They kept adding potential roleplayers by signing Ryan Raburn, Jeremy Hermida and Rich Hill before they landed the big one. Michael Bourn was one of the big names at the start of free agency, but after Atlanta made him a qualifying offer, the prospect of giving up a draft pick to sign him became a poison pill and most teams shied away, not willing to spend the money AND give up a pick (and the draft pool money that comes with it). But Cleveland had no fear. Bourn gets on base at a good rate and will be among the league leaders in stolen bases while providing great defense in center field. The Indians also added Jason Giambi and Daisuke Matsuzaka in their shopping spree.

Not all of those players will pan out, but Myers should help them and if Kazmir can regain command, he could be a nice addition as well. For a time, he looked like one of the best lefties in the game. Matsuzaka’s worth a gamble as well. Both he and Kazmir are on minor league contracts, so they’re basically lottery tickets. If they don’t pan out, the Indians aren’t saddled with a big deal.

June 5, 2012; Bronx, NY, USA; Tampa Bay Rays starting pitcher James Shields (33) pitches during the first inning against the New York Yankees at Yankee Stadium. Mandatory Credit: Anthony Gruppuso-USA TODAY Sports

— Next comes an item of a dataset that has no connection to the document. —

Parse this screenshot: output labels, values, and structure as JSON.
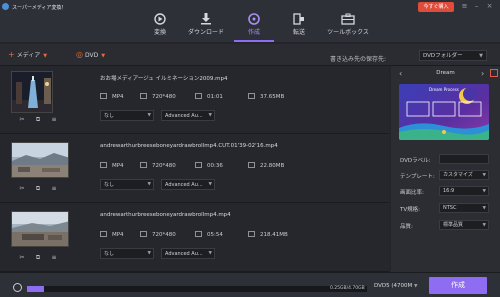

Chasing the Tigers is tough. Catching up to the White Sox and pulling away from the Indians at the same time looks like it’s just as difficult, and the Royals have mostly sat on their hands since acquiring James Shields*. They upgraded the backup catcher spot by claiming George Kottaras and they got Elliot Johnson, but otherwise, they’ve signed only fringe players like Blaine Boyer and Xavier Nady, neither of whom are expected to make the team at any point this year. There weren’t any indications that the Royals were in on Kazmir or Matsuzaka or other minor league free agent types that could turn into serviceable starters (not unlike Bruce Chen or Luis Mendoza over the past couple of seasons). It’s no tragedy to miss out on them, but a gamble with little risk is worth taking.

*I did find it interesting that Cleveland didn’t start doing anything until AFTER the Royals had acquired Shields and Wade Davis. I wonder if they saw the move and realized they needed to keep up and started going after upside players. The Twins made some starting pitching signings as well by getting Kevin Correia, Rich Harden and Mike Pelfrey after the Shields trade. Anibal Sanchez was 99.9% a Chicago Cub according to reports but Detroit jumped back in and outbid them. That deal also came after the Shields trade. Part of that is the market opening up after the Winter Meetings, but some of those moves might have been made with the Royals big trade in mind.

The reviews are mixed. The Royals should be better in 2013, but by how much? Enough to jump over Chicago finally and to hold off Cleveland? If things fall the right way, do they even approach the Tigers this year? Some in the industry like the aggressive improvements and think they can get Kansas City close. Many pundits disagree. Many projection systems aren’t impressed either. Divisions aren’t won in the sports section, nor are they played out in spreadsheets, so we’re stuck waiting to until April and Opening Day to start finding out.